It is college decision time for many students and parents. The award letters are arriving and families are comparing award letters. This year is a little different due to the upcoming financial aid changes related to FAFSA Simplification. As a result of this change, families need to take some additional steps when analyzing their Financial Award letters, especially when trying to project the total cost and debt to graduation.
The major concern for families this year is that the financial aid package rules will be changing significantly. It will impact the amount families will pay for college beyond the freshman year to graduation. This article will explain the extra steps families should take this year to avoid financial surprises next year.
Financial Aid Changes
This year’s graduating high school class and any current college student that will be graduating after 2024 may be facing changes in their financial aid. The change will begin in school year 2024-2025. This year’s financial aid awards are using the old rules which are substantially different for most middle and upper-income families. If your current award includes need-based scholarships or grants some of these will be reduced starting with the school year 2024-25.

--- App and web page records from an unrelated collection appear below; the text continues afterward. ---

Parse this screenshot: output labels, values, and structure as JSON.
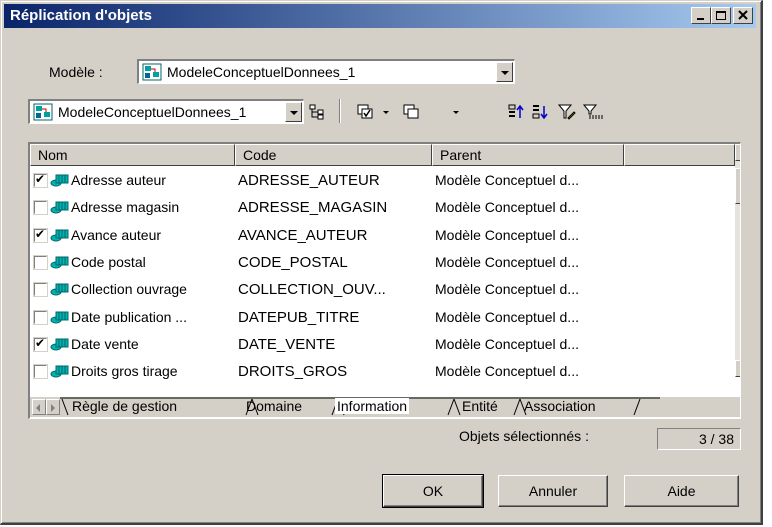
{
  "window": {
    "title": "Réplication d'objets",
    "minimize_glyph": "_",
    "maximize_glyph": "□",
    "close_glyph": "×"
  },
  "model_selector": {
    "label": "Modèle :",
    "value": "ModeleConceptuelDonnees_1",
    "icon": "model-icon"
  },
  "toolbar": {
    "package_value": "ModeleConceptuelDonnees_1",
    "icons": [
      "model-icon",
      "tree-hierarchy-icon",
      "select-all-icon",
      "deselect-all-icon",
      "move-to-top-icon",
      "move-to-bottom-icon",
      "filter-icon",
      "clear-filter-icon"
    ]
  },
  "list": {
    "columns": [
      "Nom",
      "Code",
      "Parent"
    ],
    "rows": [
      {
        "checked": true,
        "name": "Adresse auteur",
        "code": "ADRESSE_AUTEUR",
        "parent": "Modèle Conceptuel d..."
      },
      {
        "checked": false,
        "name": "Adresse magasin",
        "code": "ADRESSE_MAGASIN",
        "parent": "Modèle Conceptuel d..."
      },
      {
        "checked": true,
        "name": "Avance auteur",
        "code": "AVANCE_AUTEUR",
        "parent": "Modèle Conceptuel d..."
      },
      {
        "checked": false,
        "name": "Code postal",
        "code": "CODE_POSTAL",
        "parent": "Modèle Conceptuel d..."
      },
      {
        "checked": false,
        "name": "Collection ouvrage",
        "code": "COLLECTION_OUV...",
        "parent": "Modèle Conceptuel d..."
      },
      {
        "checked": false,
        "name": "Date publication ...",
        "code": "DATEPUB_TITRE",
        "parent": "Modèle Conceptuel d..."
      },
      {
        "checked": true,
        "name": "Date vente",
        "code": "DATE_VENTE",
        "parent": "Modèle Conceptuel d..."
      },
      {
        "checked": false,
        "name": "Droits gros tirage",
        "code": "DROITS_GROS",
        "parent": "Modèle Conceptuel d..."
      }
    ],
    "tabs": [
      "Règle de gestion",
      "Domaine",
      "Information",
      "Entité",
      "Association"
    ],
    "active_tab": "Information"
  },
  "status": {
    "label": "Objets sélectionnés :",
    "value": "3 / 38"
  },
  "buttons": {
    "ok": "OK",
    "cancel": "Annuler",
    "help": "Aide"
  },
  "colors": {
    "dialog_bg": "#d4d0c8",
    "title_start": "#0a246a",
    "title_end": "#a6caf0",
    "entity_icon": "#009999"
  }
}
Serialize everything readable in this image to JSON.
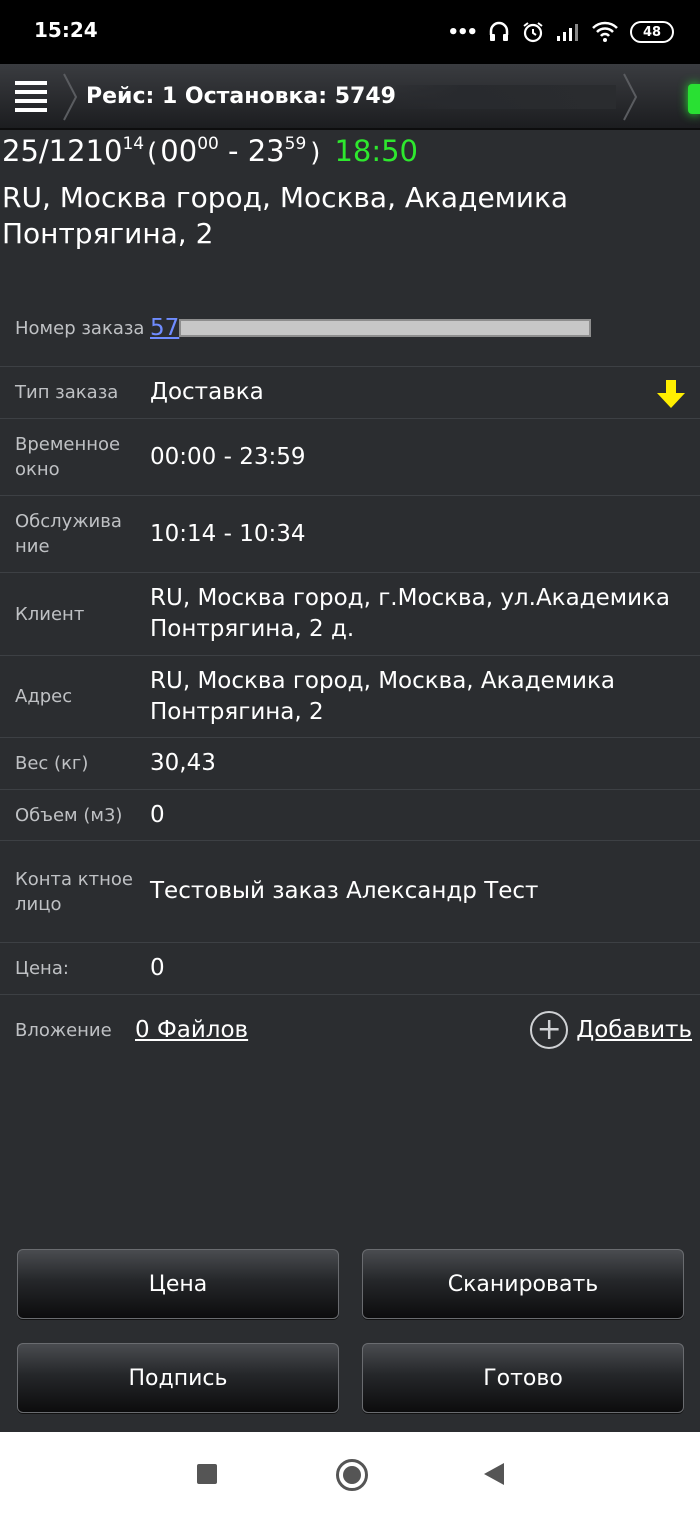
{
  "status_bar": {
    "time": "15:24",
    "dots": "•••",
    "battery": "48"
  },
  "title_bar": {
    "title": "Рейс: 1 Остановка: 5749"
  },
  "header": {
    "date": "25/12",
    "arrival_hour": "10",
    "arrival_min": "14",
    "paren_open": "(",
    "window_from_hour": "00",
    "window_from_min": "00",
    "dash": " - ",
    "window_to_hour": "23",
    "window_to_min": "59",
    "paren_close": ")",
    "clock": "18:50",
    "address": "RU, Москва город, Москва, Академика Понтрягина, 2"
  },
  "details": {
    "order_number": {
      "label": "Номер заказа",
      "value_prefix": "57"
    },
    "order_type": {
      "label": "Тип заказа",
      "value": "Доставка"
    },
    "time_window": {
      "label": "Временное окно",
      "value": "00:00 - 23:59"
    },
    "service": {
      "label": "Обслужива ние",
      "value": "10:14 - 10:34"
    },
    "client": {
      "label": "Клиент",
      "value": "RU, Москва город, г.Москва, ул.Академика Понтрягина, 2 д."
    },
    "address": {
      "label": "Адрес",
      "value": "RU, Москва город, Москва, Академика Понтрягина, 2"
    },
    "weight": {
      "label": "Вес (кг)",
      "value": "30,43"
    },
    "volume": {
      "label": "Объем (м3)",
      "value": "0"
    },
    "contact": {
      "label": "Конта ктное лицо",
      "value": "Тестовый заказ Александр Тест"
    },
    "price": {
      "label": "Цена:",
      "value": "0"
    },
    "attachment": {
      "label": "Вложение",
      "files": "0 Файлов",
      "add": "Добавить"
    }
  },
  "buttons": {
    "price": "Цена",
    "scan": "Сканировать",
    "signature": "Подпись",
    "done": "Готово"
  },
  "colors": {
    "background": "#2b2d30",
    "clock_green": "#2ee82e",
    "link_blue": "#6f8cff",
    "arrow_yellow": "#ffee00",
    "led_green": "#29e033"
  },
  "icons": {
    "menu": "menu-icon",
    "down_arrow": "arrow-down-icon",
    "add": "plus-circle-icon"
  }
}
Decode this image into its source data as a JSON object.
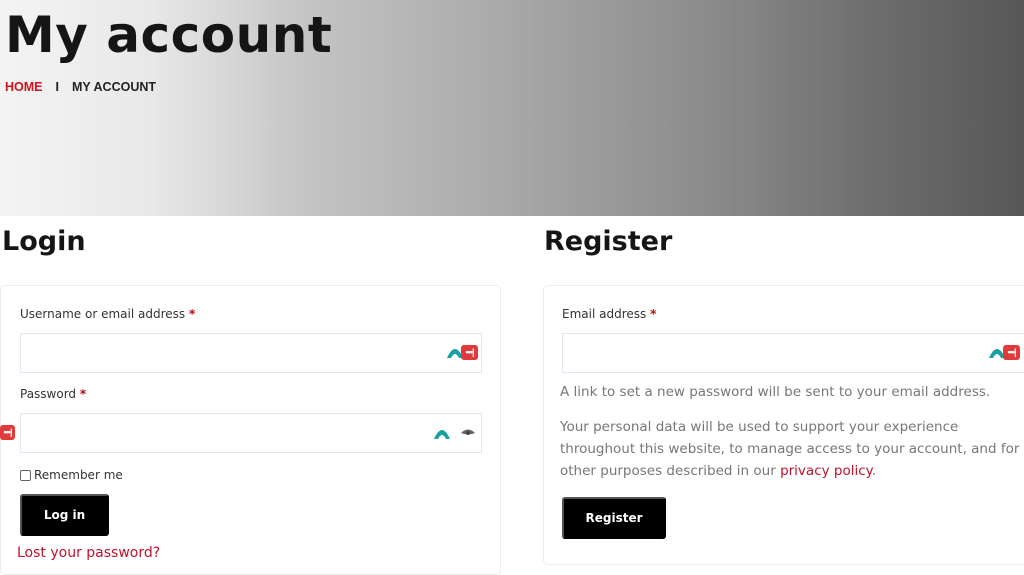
{
  "hero": {
    "title": "My account",
    "breadcrumb": {
      "home": "HOME",
      "separator": "I",
      "current": "MY ACCOUNT"
    }
  },
  "login": {
    "title": "Login",
    "username_label": "Username or email address",
    "username_value": "",
    "password_label": "Password",
    "password_value": "",
    "required_mark": "*",
    "remember_label": "Remember me",
    "remember_checked": false,
    "submit_label": "Log in",
    "lost_password_label": "Lost your password?"
  },
  "register": {
    "title": "Register",
    "email_label": "Email address",
    "email_value": "",
    "required_mark": "*",
    "notice": "A link to set a new password will be sent to your email address.",
    "privacy_prefix": "Your personal data will be used to support your experience throughout this website, to manage access to your account, and for other purposes described in our ",
    "privacy_link": "privacy policy",
    "privacy_suffix": ".",
    "submit_label": "Register"
  },
  "icons": {
    "autofill_dots": "•••|"
  },
  "colors": {
    "accent_red": "#d0141c",
    "link_red": "#c0132b",
    "button_bg": "#000000",
    "password_manager_teal": "#1aa0a0",
    "password_manager_red": "#e03a3a"
  }
}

EFC/SAI Calculations (Expected Family Calculation/Student Aid Index)
The first change is found in the EFC/SAI Calculation. This is the resulting number received when a family or student completes the Free Application for Federal Student Aid or FAFSA. Starting next year there will be two major changes to this calculation. Families will lose the multi-child college discounts and the inclusion of the family-owned business and farm value will now be part of the calculation. For most families, their financial position may change resulting in cost increases in the outer years due to higher EFC/SAI.
Loss of the Multi-Child Discount
Under the current FAFSA calculation rules the number of children in college at the same time would be a factor to help lower the total costs of college or Cost of Attendance (COA). It would reduce the parent’s side of the calculation. This is still in effect for the school year award 2023-24. Starting in the school year 2024-25 the multi-child discount will be eliminated.
Using the chart below, say a family had twins entering college in September 2023. Since their EFC/SAI for the upcoming year would be $20,000, it would allow each child to qualify for $30,000 of need-based financial aid at the $50,000 school.
Starting in the student’s sophomore year, the EFC/SAI will go to $40,000 for each child. As a result, each child will only qualify for $10,000 of financial aid. Based on the chart below this will increase the cost significantly for both students and the family in general in the future years. This is why it is so important for families to understand the details of the need-based financial aid parts of this year’s award letter.
Impact of Multi-child Discount Loss Chart
Inclusion of Family Business and Farm Value
Since July 2006, parents who own a family-owned business or farm with less than 100 employees were not required to report this asset on the FAFSA. Starting with the FAFSA 2024-25, this asset will be added back as a parent asset. This is another major change in the FAFSA which will increase future EFC/SAI numbers. As a result, reducing the amount a family can qualify for need-based financial aid with this type of asset.
The problem with this type of asset is the lack of liquidity and why it was eliminated back in 2006.
College Financial Decisions Differences Summary
The college financial decision is important and confusing for most families. It is also a very emotional decision. This decision is one of the few financial commitments that we make on our own without a third party approving the loans. The college process is based on access and affordability which is part of the problem. Which financial decision do we make without knowing the total cost or what our repayment amount will be at the end?
The colleges are expecting families to make this commitment with only a one-year estimation of the cost. This year is even harder due to the future changes to the FAFSA calculation process. Families need to project the four-year cost and debt at graduation. At PayForED, we call it the “WHAT” and “HOW” Approach.
If you are looking for a tool to help you compare the financial awards, the PayForED College Cost Analyzer can help you compare this four-year cost and debt. If you have already made your college decision, our In-College Payer will help you project the debt at graduation and what repayment will look like after graduation.
Here is a link to our College Financial Award Letter Webinar that may help you in your analysis and decision process.